**Work order:** Each entry that follows should be written again verbatim.

_ _ _ _ _

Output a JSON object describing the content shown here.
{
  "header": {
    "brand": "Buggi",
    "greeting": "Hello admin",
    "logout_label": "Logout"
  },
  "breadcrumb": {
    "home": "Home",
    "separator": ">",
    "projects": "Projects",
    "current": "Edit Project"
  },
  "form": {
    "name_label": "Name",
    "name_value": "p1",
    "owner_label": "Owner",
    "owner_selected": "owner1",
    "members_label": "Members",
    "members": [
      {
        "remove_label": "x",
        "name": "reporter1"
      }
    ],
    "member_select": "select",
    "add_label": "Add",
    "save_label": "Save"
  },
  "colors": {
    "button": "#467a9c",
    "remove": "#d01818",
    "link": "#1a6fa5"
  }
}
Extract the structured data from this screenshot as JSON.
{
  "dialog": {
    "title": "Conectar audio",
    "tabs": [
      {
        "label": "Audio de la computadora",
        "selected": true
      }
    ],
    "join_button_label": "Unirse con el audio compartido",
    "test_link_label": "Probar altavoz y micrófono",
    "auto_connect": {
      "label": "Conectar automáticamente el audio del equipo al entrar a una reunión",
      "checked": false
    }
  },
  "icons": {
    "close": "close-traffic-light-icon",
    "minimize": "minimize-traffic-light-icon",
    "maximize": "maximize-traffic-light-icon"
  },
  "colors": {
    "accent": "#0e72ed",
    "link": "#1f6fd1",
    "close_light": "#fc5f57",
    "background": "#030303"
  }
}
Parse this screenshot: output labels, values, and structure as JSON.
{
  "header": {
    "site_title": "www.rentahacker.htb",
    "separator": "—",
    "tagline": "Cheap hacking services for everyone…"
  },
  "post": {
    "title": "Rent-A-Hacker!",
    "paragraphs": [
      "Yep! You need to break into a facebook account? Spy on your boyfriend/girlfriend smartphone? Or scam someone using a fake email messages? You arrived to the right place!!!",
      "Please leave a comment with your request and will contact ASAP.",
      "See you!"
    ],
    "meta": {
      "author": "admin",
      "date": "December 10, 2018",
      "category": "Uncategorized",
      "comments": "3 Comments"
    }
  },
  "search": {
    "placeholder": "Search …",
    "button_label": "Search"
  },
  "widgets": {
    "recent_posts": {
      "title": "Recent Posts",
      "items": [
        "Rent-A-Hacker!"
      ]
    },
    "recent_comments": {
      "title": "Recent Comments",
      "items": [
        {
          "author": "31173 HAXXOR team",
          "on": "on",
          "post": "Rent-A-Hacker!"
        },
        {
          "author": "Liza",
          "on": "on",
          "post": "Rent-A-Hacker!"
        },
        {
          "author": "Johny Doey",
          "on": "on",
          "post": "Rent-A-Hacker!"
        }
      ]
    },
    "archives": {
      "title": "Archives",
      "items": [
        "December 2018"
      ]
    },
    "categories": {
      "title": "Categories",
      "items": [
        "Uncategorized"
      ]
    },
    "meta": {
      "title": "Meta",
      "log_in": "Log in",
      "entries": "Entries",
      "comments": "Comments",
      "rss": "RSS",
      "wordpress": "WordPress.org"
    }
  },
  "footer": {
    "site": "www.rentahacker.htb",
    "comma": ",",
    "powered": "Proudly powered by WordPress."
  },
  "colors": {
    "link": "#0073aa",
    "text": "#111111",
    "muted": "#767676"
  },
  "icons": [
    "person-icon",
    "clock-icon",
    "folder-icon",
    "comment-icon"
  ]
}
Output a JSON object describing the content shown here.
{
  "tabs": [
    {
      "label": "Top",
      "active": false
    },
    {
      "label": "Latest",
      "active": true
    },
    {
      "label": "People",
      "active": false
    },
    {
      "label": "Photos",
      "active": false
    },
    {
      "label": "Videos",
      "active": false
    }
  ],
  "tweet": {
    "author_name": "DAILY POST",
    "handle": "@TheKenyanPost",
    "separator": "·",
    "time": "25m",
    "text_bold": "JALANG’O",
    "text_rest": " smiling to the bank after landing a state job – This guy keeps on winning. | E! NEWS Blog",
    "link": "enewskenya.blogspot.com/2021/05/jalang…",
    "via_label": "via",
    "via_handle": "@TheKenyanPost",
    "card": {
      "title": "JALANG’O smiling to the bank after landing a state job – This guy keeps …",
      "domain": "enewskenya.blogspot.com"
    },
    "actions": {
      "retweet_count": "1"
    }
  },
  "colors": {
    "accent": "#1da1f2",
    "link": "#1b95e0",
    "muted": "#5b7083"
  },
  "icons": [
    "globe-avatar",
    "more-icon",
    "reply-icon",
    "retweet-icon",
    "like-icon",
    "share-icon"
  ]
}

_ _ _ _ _

**Exercise result:**
Output a JSON object describing the content shown here.
{
  "header": {
    "brand": "Buggi",
    "greeting": "Hello admin",
    "logout_label": "Logout"
  },
  "breadcrumb": {
    "home": "Home",
    "separator": ">",
    "projects": "Projects",
    "current": "Edit Project"
  },
  "form": {
    "name_label": "Name",
    "name_value": "p1",
    "owner_label": "Owner",
    "owner_selected": "owner1",
    "members_label": "Members",
    "members": [
      {
        "remove_label": "x",
        "name": "reporter1"
      }
    ],
    "member_select": "select",
    "add_label": "Add",
    "save_label": "Save"
  },
  "colors": {
    "button": "#467a9c",
    "remove": "#d01818",
    "link": "#1a6fa5"
  }
}
Extract the structured data from this screenshot as JSON.
{
  "dialog": {
    "title": "Conectar audio",
    "tabs": [
      {
        "label": "Audio de la computadora",
        "selected": true
      }
    ],
    "join_button_label": "Unirse con el audio compartido",
    "test_link_label": "Probar altavoz y micrófono",
    "auto_connect": {
      "label": "Conectar automáticamente el audio del equipo al entrar a una reunión",
      "checked": false
    }
  },
  "icons": {
    "close": "close-traffic-light-icon",
    "minimize": "minimize-traffic-light-icon",
    "maximize": "maximize-traffic-light-icon"
  },
  "colors": {
    "accent": "#0e72ed",
    "link": "#1f6fd1",
    "close_light": "#fc5f57",
    "background": "#030303"
  }
}
Parse this screenshot: output labels, values, and structure as JSON.
{
  "header": {
    "site_title": "www.rentahacker.htb",
    "separator": "—",
    "tagline": "Cheap hacking services for everyone…"
  },
  "post": {
    "title": "Rent-A-Hacker!",
    "paragraphs": [
      "Yep! You need to break into a facebook account? Spy on your boyfriend/girlfriend smartphone? Or scam someone using a fake email messages? You arrived to the right place!!!",
      "Please leave a comment with your request and will contact ASAP.",
      "See you!"
    ],
    "meta": {
      "author": "admin",
      "date": "December 10, 2018",
      "category": "Uncategorized",
      "comments": "3 Comments"
    }
  },
  "search": {
    "placeholder": "Search …",
    "button_label": "Search"
  },
  "widgets": {
    "recent_posts": {
      "title": "Recent Posts",
      "items": [
        "Rent-A-Hacker!"
      ]
    },
    "recent_comments": {
      "title": "Recent Comments",
      "items": [
        {
          "author": "31173 HAXXOR team",
          "on": "on",
          "post": "Rent-A-Hacker!"
        },
        {
          "author": "Liza",
          "on": "on",
          "post": "Rent-A-Hacker!"
        },
        {
          "author": "Johny Doey",
          "on": "on",
          "post": "Rent-A-Hacker!"
        }
      ]
    },
    "archives": {
      "title": "Archives",
      "items": [
        "December 2018"
      ]
    },
    "categories": {
      "title": "Categories",
      "items": [
        "Uncategorized"
      ]
    },
    "meta": {
      "title": "Meta",
      "log_in": "Log in",
      "entries": "Entries",
      "comments": "Comments",
      "rss": "RSS",
      "wordpress": "WordPress.org"
    }
  },
  "footer": {
    "site": "www.rentahacker.htb",
    "comma": ",",
    "powered": "Proudly powered by WordPress."
  },
  "colors": {
    "link": "#0073aa",
    "text": "#111111",
    "muted": "#767676"
  },
  "icons": [
    "person-icon",
    "clock-icon",
    "folder-icon",
    "comment-icon"
  ]
}
Output a JSON object describing the content shown here.
{
  "tabs": [
    {
      "label": "Top",
      "active": false
    },
    {
      "label": "Latest",
      "active": true
    },
    {
      "label": "People",
      "active": false
    },
    {
      "label": "Photos",
      "active": false
    },
    {
      "label": "Videos",
      "active": false
    }
  ],
  "tweet": {
    "author_name": "DAILY POST",
    "handle": "@TheKenyanPost",
    "separator": "·",
    "time": "25m",
    "text_bold": "JALANG’O",
    "text_rest": " smiling to the bank after landing a state job – This guy keeps on winning. | E! NEWS Blog",
    "link": "enewskenya.blogspot.com/2021/05/jalang…",
    "via_label": "via",
    "via_handle": "@TheKenyanPost",
    "card": {
      "title": "JALANG’O smiling to the bank after landing a state job – This guy keeps …",
      "domain": "enewskenya.blogspot.com"
    },
    "actions": {
      "retweet_count": "1"
    }
  },
  "colors": {
    "accent": "#1da1f2",
    "link": "#1b95e0",
    "muted": "#5b7083"
  },
  "icons": [
    "globe-avatar",
    "more-icon",
    "reply-icon",
    "retweet-icon",
    "like-icon",
    "share-icon"
  ]
}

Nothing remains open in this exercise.